Jonathan Heller, CFA, is president of KEJ Financial Advisors, his fee-only financial planning company. Jon spent 17 years at Bloomberg Financial Markets in various roles, from 1989 until 2005. He ran Bloomberg's Equity Fundamental Research Department from 1994 until 1998, when he assumed responsibility for Bloomberg's Equity Data Research Department. In 2001, he joined Bloomberg's Publishing group as senior markets editor and writer for Bloomberg Personal Finance Magazine, and an associate editor and contributor for Bloomberg Markets Magazine. In 2005, he joined SEI Investments as director of investment communications within SEI's Investment Management Unit.

Jon is also the founder of the

Cheap Stocks Web site
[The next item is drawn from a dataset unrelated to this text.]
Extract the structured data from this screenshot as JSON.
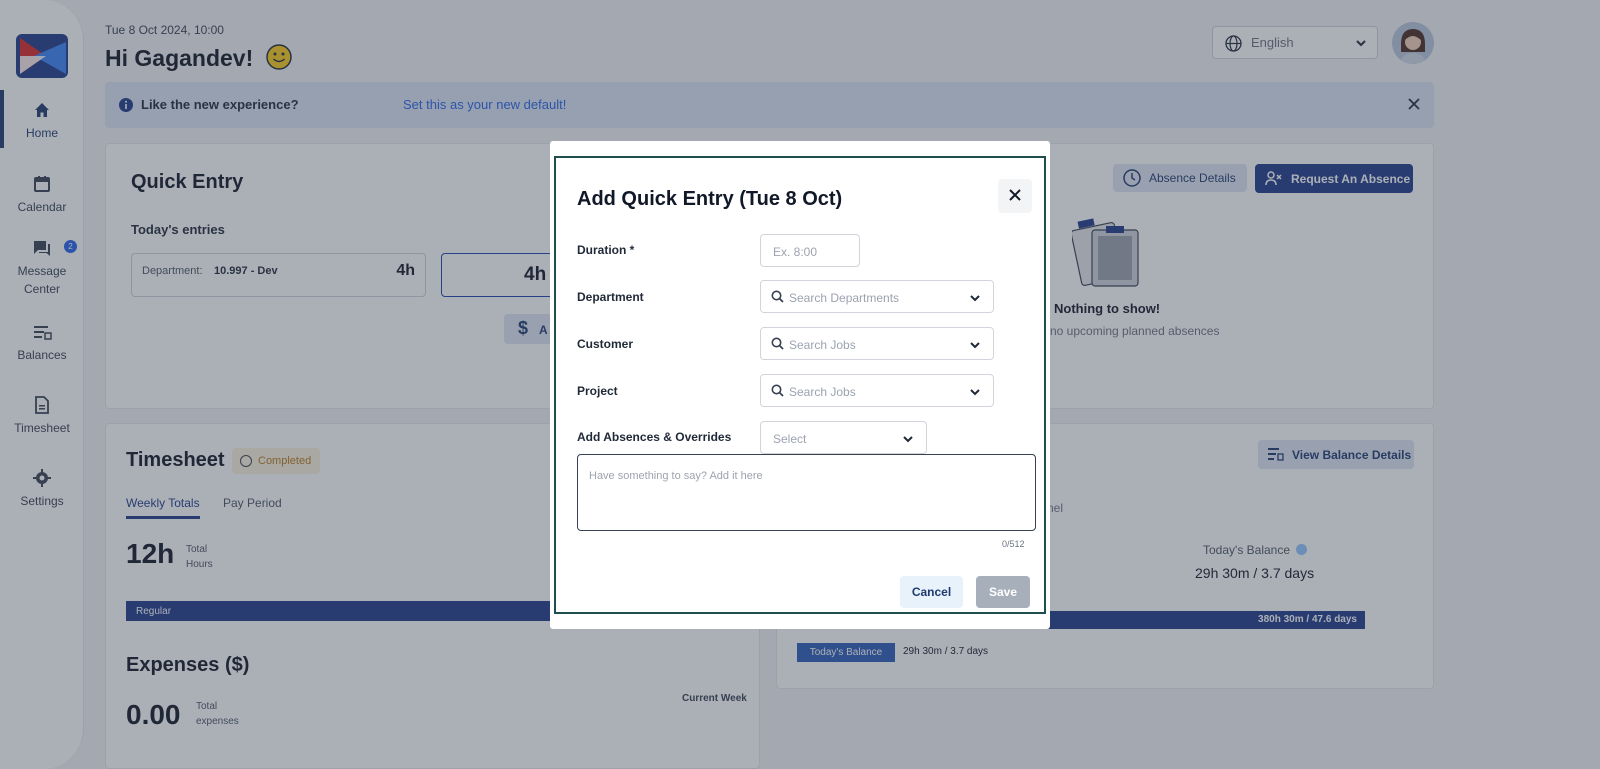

, a site dedicated to deep-value investing. He has an undergraduate degree from Grove City College and an MBA from Rider University, where he has also served on the adjunct faculty; he is also a CFA charter holder.